Here I go.
As the NY Times show, the GOP gained 60 House seats and 6 Senate seats. This was the biggest “shellacking”, taken from Obama’s wording, in 70 years. I don’t intend to spin this any which way but I want to look a bit at what could come from all this.
To start, Dave True blogged on this election here and here. As he mentions, this week is truly a hard one if you are a Democrat / Liberal / Progressive and a victorious one if you are a Republican / Conservative. It is unclear what the GOP controlled House can do with a Democratic Senate and President. Some may think back to 1994. However, this is far from 1994 in many ways. The pressure, to a moderate degree, I believe, will be on the GOP to 1) produce something of worth for their base 2) mount a surge for a president (they need a viable candidate first) 3) and figure out what to do with the differing ideologies between Republicans and the staunchly Conservative Tea Party.
For the first, they have put forth the Pledge to America. It is an ode to basic America; we don’t need no damn 1,000 page documents, give us it in them there plain language without the expert hoopla. The Pledge, however, could clash with Democratic Washington in terms of vetoes and votes. Even if the were to produce something of worth, I question whether their proposals would cut $100 billion in one year (this would be the most since 1963 when they first started tracking this) or even the debt in general over a course of time. I will go off in a bit on my views regarding the tax cuts for the rich. Be ready for that.
On number 2, there are a plethora of candidates out there in GOP land openly moving or tip toeing towards the GOP nomination: Ron Paul, Newt Gingrich (?), Sarah Palin (?), Herman Cain (??), and a handful of other Senators / Reps. Can any of them truly touch Obama politically? Maybe I am so far removed from the bullshit spin, but I see Obama as a very well thought out president through and through, a non-Christianist pick (there is a difference between a Christianist and a Christian, just as there is a difference between a Muslim and a Islamist), fair, and extremely smart. His grass roots will need to support him on this. With the recent mid term hit for Democrats, I don’t take it as a total blow directed towards Obama himself but to a large degree what is expected when it comes to voting during the midterms for a first term president, especially when the economy is quite grim.

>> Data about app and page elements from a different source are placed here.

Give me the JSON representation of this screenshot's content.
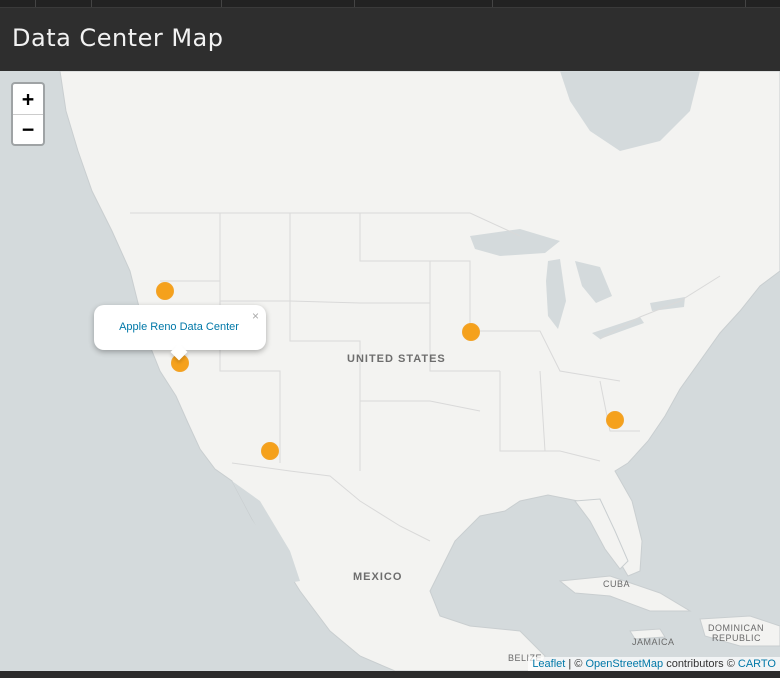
{
  "header": {
    "title": "Data Center Map"
  },
  "zoom": {
    "in_label": "+",
    "out_label": "−"
  },
  "popup": {
    "text": "Apple Reno Data Center",
    "close_label": "×"
  },
  "map_labels": {
    "us": "UNITED STATES",
    "mexico": "MEXICO",
    "cuba": "CUBA",
    "belize": "BELIZE",
    "jamaica": "JAMAICA",
    "dominican_1": "DOMINICAN",
    "dominican_2": "REPUBLIC"
  },
  "attribution": {
    "leaflet": "Leaflet",
    "sep": " | © ",
    "osm": "OpenStreetMap",
    "contrib": " contributors © ",
    "carto": "CARTO"
  },
  "markers": [
    {
      "name": "Apple Reno Data Center"
    },
    {
      "name": "marker-oregon"
    },
    {
      "name": "marker-iowa"
    },
    {
      "name": "marker-arizona"
    },
    {
      "name": "marker-north-carolina"
    }
  ],
  "colors": {
    "marker": "#f5a11c",
    "water": "#d4dadc",
    "land": "#f2f2f0",
    "link": "#0078a8"
  }
}
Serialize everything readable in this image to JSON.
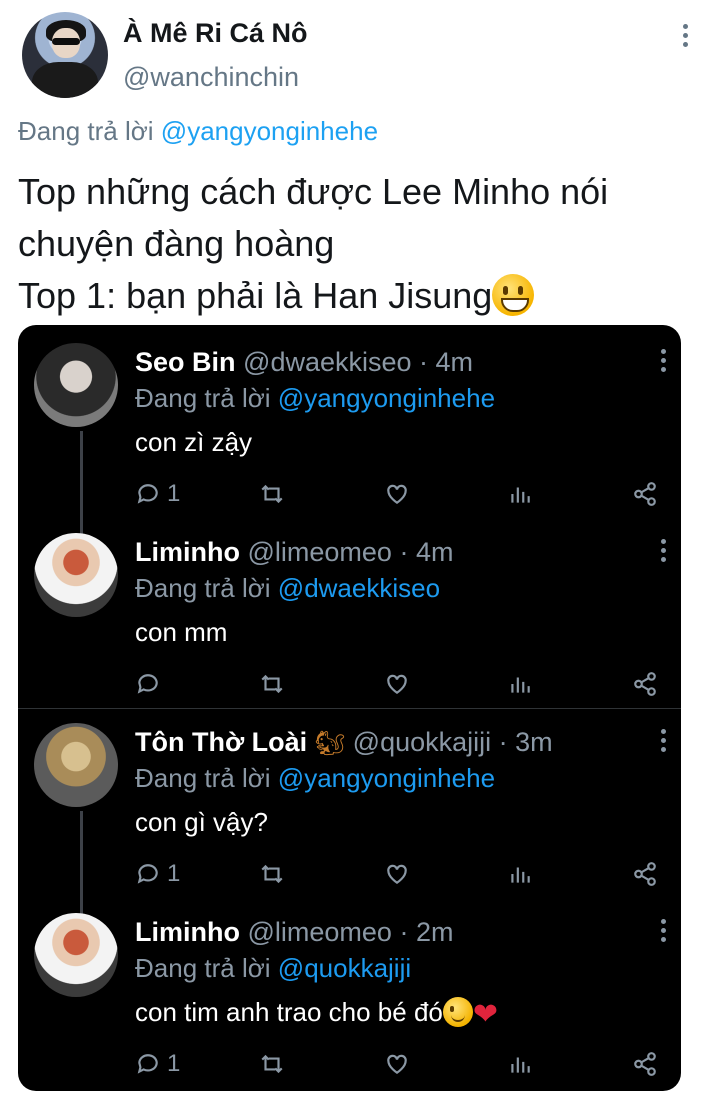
{
  "tweet": {
    "display_name": "À Mê Ri Cá Nô",
    "handle": "@wanchinchin",
    "reply_prefix": "Đang trả lời",
    "reply_to": "@yangyonginhehe",
    "text_line1": "Top những cách được Lee Minho nói",
    "text_line2": "chuyện đàng hoàng",
    "text_line3": "Top 1: bạn phải là Han Jisung",
    "more_icon": "more-vertical-icon"
  },
  "screenshot": {
    "replies": [
      {
        "name": "Seo Bin",
        "handle": "@dwaekkiseo",
        "time": "· 4m",
        "reply_prefix": "Đang trả lời",
        "reply_to": "@yangyonginhehe",
        "text": "con zì zậy",
        "reply_count": "1"
      },
      {
        "name": "Liminho",
        "handle": "@limeomeo",
        "time": "· 4m",
        "reply_prefix": "Đang trả lời",
        "reply_to": "@dwaekkiseo",
        "text": "con mm",
        "reply_count": ""
      },
      {
        "name": "Tôn Thờ Loài",
        "handle": "@quokkajiji",
        "time": "· 3m",
        "reply_prefix": "Đang trả lời",
        "reply_to": "@yangyonginhehe",
        "text": "con gì vậy?",
        "reply_count": "1"
      },
      {
        "name": "Liminho",
        "handle": "@limeomeo",
        "time": "· 2m",
        "reply_prefix": "Đang trả lời",
        "reply_to": "@quokkajiji",
        "text": "con tim anh trao cho bé đó",
        "reply_count": "1"
      }
    ]
  },
  "colors": {
    "mention": "#1da1f2",
    "muted": "#657786",
    "dark_bg": "#000000"
  }
}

Finally, Draino wondered the other day if the Tea Party will be thrown under the bus by the Republicans. If that happened, I wouldn’t be able to stop laughing. Just imagine that: a grass roots group being used for their political zeal to put a group of politicians in office only to be punked. Going back to 1994, Newt Gingrich had a plan, and by plan, he meant shut down Washington and lead towards a deeper sense of polarization. That backfired, had Bill Clinton looking like the good guy (he was nearly invicible, if you think about it), and as Paul Krugman believes, “may even deter the GOP from being too confrontational this time around.”